  • 1985 --- Singer/actor/activist Harry Belafonte was the initiator of the events that led to the recording of "We Are the World." Inspired by the recent success of "Do They Know It's Christmas?"—the multimillion-selling charity record by the British-Irish collective Band Aid—Belafonte talked Lionel Ritchie, Michael Jackson and Quincy Jones into helping him organize an American response under the name "USA for Africa." Ritchie and Jackson wrote the song over the course of several days in January, and Belafonte's manager, Ken Kragen, who would go on to serve as President of the USA for Africa Foundation, the nonprofit organization that managed the profits from "We Are the World," came up with the plan to hold the session on the night of the AMA's in order to guarantee that the greatest number of big names would be able to participate. Among the 45 stars who sang on "We Are the World" that night were huge-in-the-80s figures like Cyndi Lauper and Huey Lewis; Country stars like Kenny Rogers and Willie Nelson; pop icons like Smokey Robinson, Tina Turner and Paul Simon; and musical giants like Stevie Wonder, Ray Charles and Bob Dylan. Also in the studio that night were half of the Jackson family, one Irishman (Bob Geldof, co-organizer of Band Aid) and one party-crashing Canadian, comedian Dan Aykroyd. Egos fully in check, the group laid down the chorus and solos before sunrise on the 29th, and "We Are the World" was in the stores and on the airwaves just five weeks later.
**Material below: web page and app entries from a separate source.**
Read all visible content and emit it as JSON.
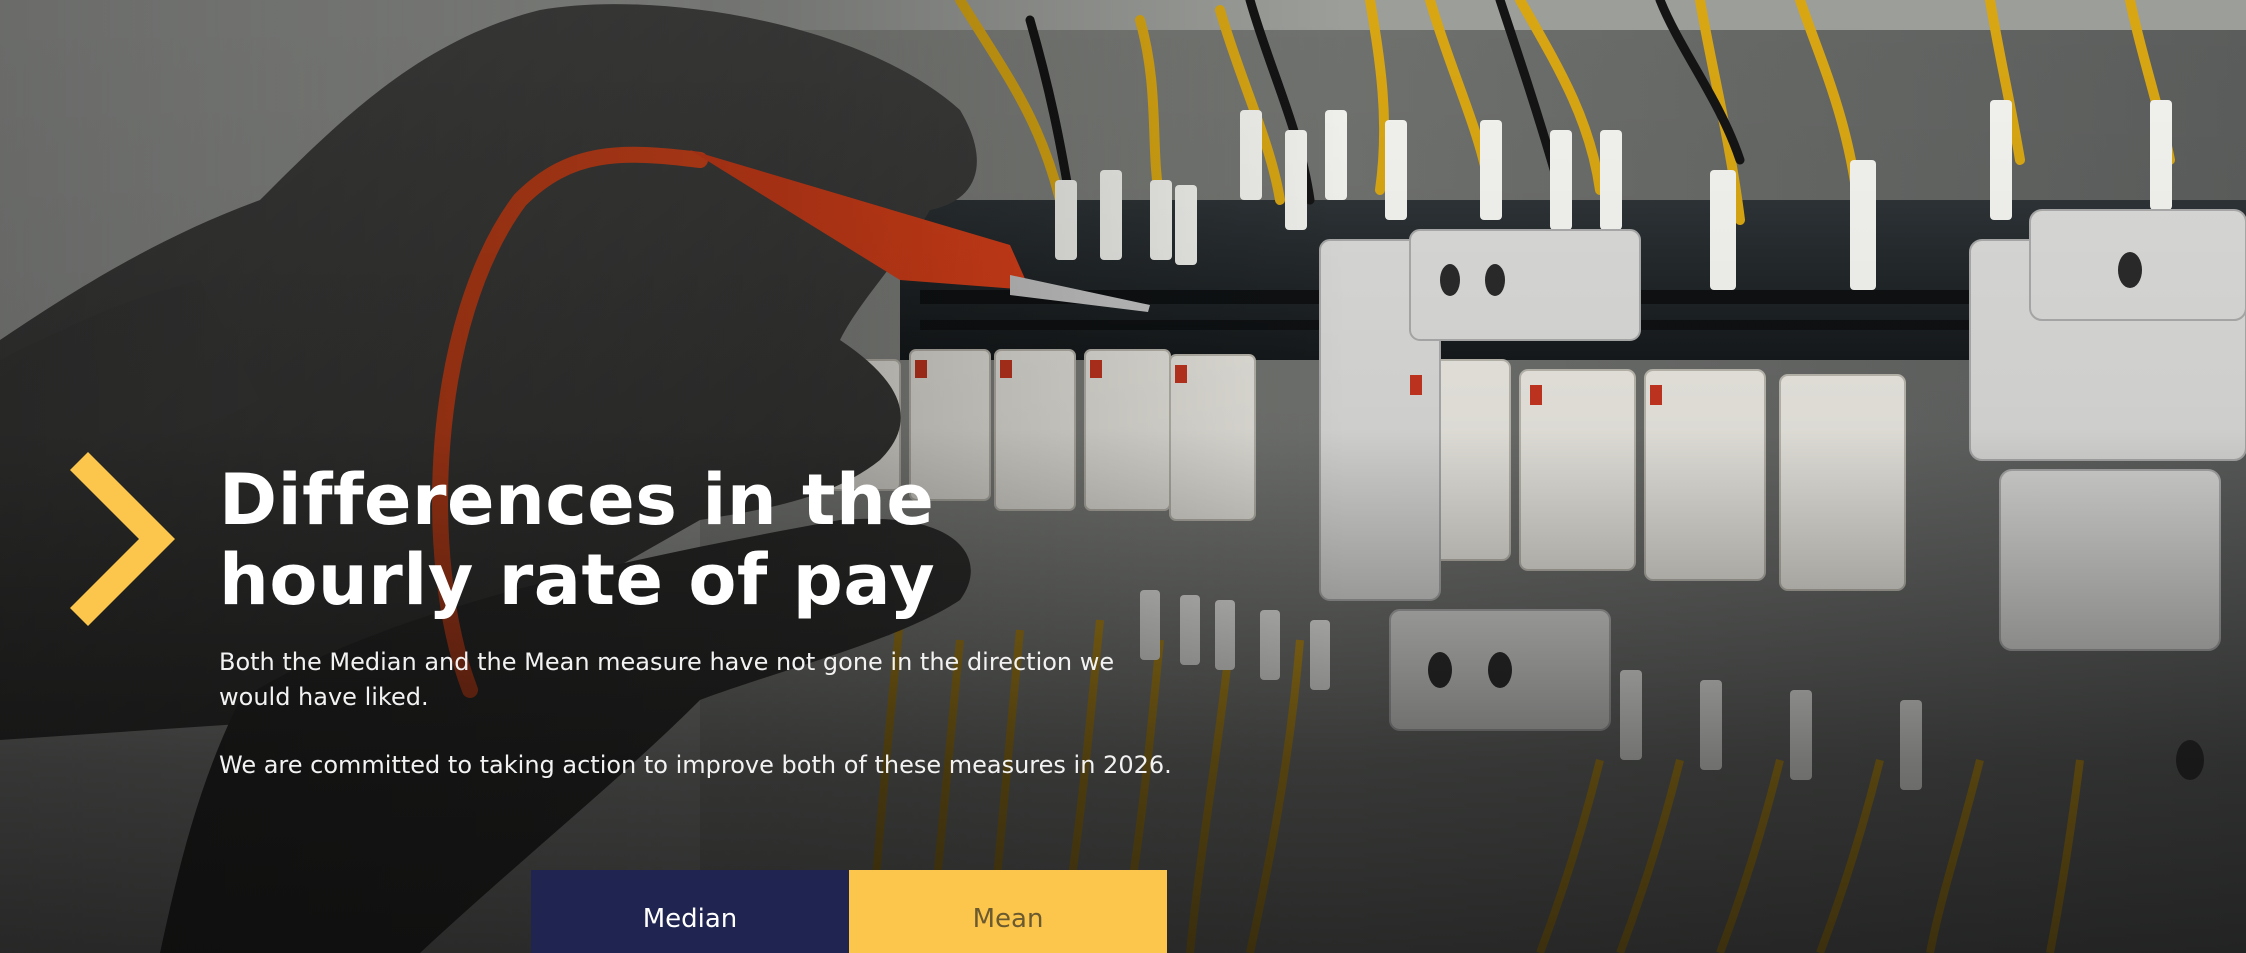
{
  "hero": {
    "title_line1": "Differences in the",
    "title_line2": "hourly rate of pay",
    "paragraph1": "Both the Median and the Mean measure have not gone in the direction we would have liked.",
    "paragraph2": "We are committed to taking action to improve both of these measures in 2026."
  },
  "tabs": [
    {
      "label": "Median",
      "active": true
    },
    {
      "label": "Mean",
      "active": false
    }
  ],
  "colors": {
    "accent_yellow": "#fbc64b",
    "navy": "#1f2450",
    "text_white": "#ffffff"
  },
  "icons": {
    "chevron": "chevron-right-icon"
  }
}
  • 1986 --- The space shuttle Challenger lifts off from Cape Canaveral, Florida, and Christa McAuliffe is on her way to becoming the first ordinary U.S. civilian to travel into space. McAuliffe, a 37-year-old high school social studies teacher from New Hampshire, won a competition that earned her a place among the seven-member crew of the Challenger. She underwent months of shuttle training but then, beginning January 23, was forced to wait six long days as the Challenger's launch countdown was repeatedly delayed because of weather and technical problems. Finally, on January 28, the shuttle lifted off. Seventy-three seconds later, hundreds on the ground, including Christa's family, stared in disbelief as the shuttle exploded in a forking plume of smoke and fire. Millions more watched the wrenching tragedy unfold on live television.
  • 1997 --- In South Africa, four apartheid-era police officers, appearing before the Truth and Reconciliation Commission, admit to the 1977 killing of Stephen Biko, a leader of the South African "Black consciousness" movement. The former police officers, including Police Colonel Gideon Nieuwoudt, appeared before the commission and admitted to killing Stephen Biko two decades earlier. The commission agreed to hear their request for political amnesty but in 1999 refused to grant amnesty because the men failed to establish a political motive for the brutal killing. Other amnesty applications are still in progress.
  • Birthdays
  • Sarah McLachlan
  • Arthur Rubenstein
  • Jose’ Marti
  • (Sidone-Gabrielle) Colette
  • Jackson Pollock
  • Susan Sontag
  • Alan Alda
  • Elijah Wood